Staff and program reductions
For the proposed 81 staff reductions, which would account for about $4.6 million of the $7.1 million in overall savings through various cuts, Blake told the board they would involve all bargaining units including “attrition and true layoffs.” But he otherwise would not specify the positions or job categories. He said he was hopeful the district can “find a way to improve” the overall financial situation, rather than tell 81 people but then “turn around in three weeks” and tell many of them “you’re OK.”
The district has had contractual requirements calling for notifications of layoffs to be sent to teachers by April 15. The district’s total employment is slightly over 1,000, including teachers, administrators, and various other positions such as teacher assistants, secretaries, buildings and grounds, and security.
Among other proposed reductions and estimated savings:
Pre-K for 3-year-olds, and the Forever Growing Program — $1.18 million. Blake said all but one of the students in Forever Growing “are aging out” of the program.
Hillside Work-Scholarship Program, which seeks to improve graduation rates for certain at-risk Rome Free Academy students — $270,000.
Pre-K transportation — $250,000.
All modified sports — $249,312.
Extra duty/overtime — $228,000. Blake said he feels a reduction can be achieved through better time management, and working together with staff.
Seeking legislators’ help
Blake said he has had “several conversations” with state Sen. Joseph A. Griffo, R-47, Rome, adding “we’re in agreement the numbers are wrong” regarding state financial aid. He said Griffo is seeking to set meetings for district representatives with the head of the Senate education committee and the Senate’s Democratic majority leader.
A state budget for the 2019-20 fiscal year is due to be approved by state legislators by April 1.
Foundation Aid, currently proposed at $49.09 million for the Rome district in 2019-20, is the largest category within an overall $75.69 million in state aid. But Blake noted the district should be slated to receive $61.8 million in Foundation Aid for 2019-20, according to formulas that he said are not being followed.
Other savings to explore
Regarding possible consideration of a wage freeze, Blake said he has spoken to union leaders but has “not formally asked” if employees would accept it. He said he believes all employees have the right to fair wages and increases.
He also has “spoken to all bargaining units” about a possible review of benefit program changes that “could save a lot of money,” such as overall plan revisions and changes in employees’ contribution rates.
Wages are due to increase by about 3-to-3.25 percent for 2019-20, while the district’s health benefit expenses are to go up about 6.5 percent, said Blake.
He said the district also could investigate options for further reductions such as zero funding for supplies and equipment, and reduced expenditures in other non-mandated programs plus the school resource officer/school safety officer contract along with clubs and after-school activities.
School board members’ reaction
Jonathon Matwijec-Walda asked about “weighing the impact” for each of the proposed cuts, and a listing “in order of importance and impact.”
Blake replied, “as a group, we need to ask these questions.” For the board, “you do have final say in what I propose,” he added.

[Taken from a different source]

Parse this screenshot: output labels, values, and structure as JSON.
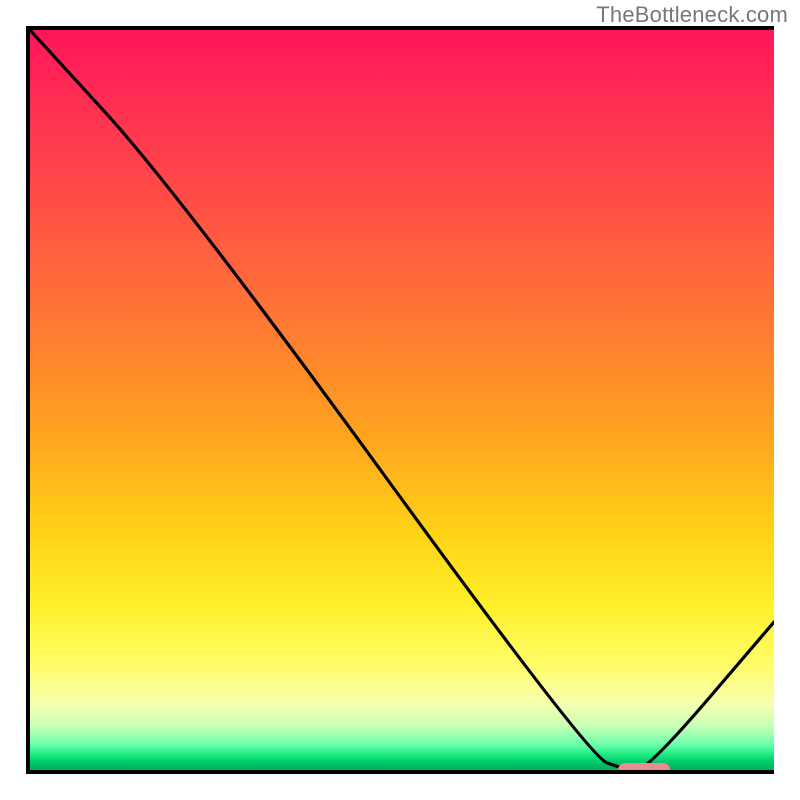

The board will be reviewing the spending plan, and is scheduled to adopted a proposed 2019-20 budget by April 23 which would then be presented to district voters in May.
Joseph Mellace asked about overall attrition-related savings through not filling vacated positions such as through retirements.
Blake said the district has “talked internally” about possibly offering a retirement incentive, which could generate further departures of longer-term and higher-paid staff including some whose positions could be filled by less expensive replacements. But “we’re not quite there yet.”
Lawrence Posselt asked about projected expenditure increases of about $1.3 million for central services and $1.1 million for transportation. Blake said the central services hike is mostly due to some unexpected increases relating to a Strough Middle School renovation project, while among factors in the transportation category are contractual increases involving the Birnie Bus company.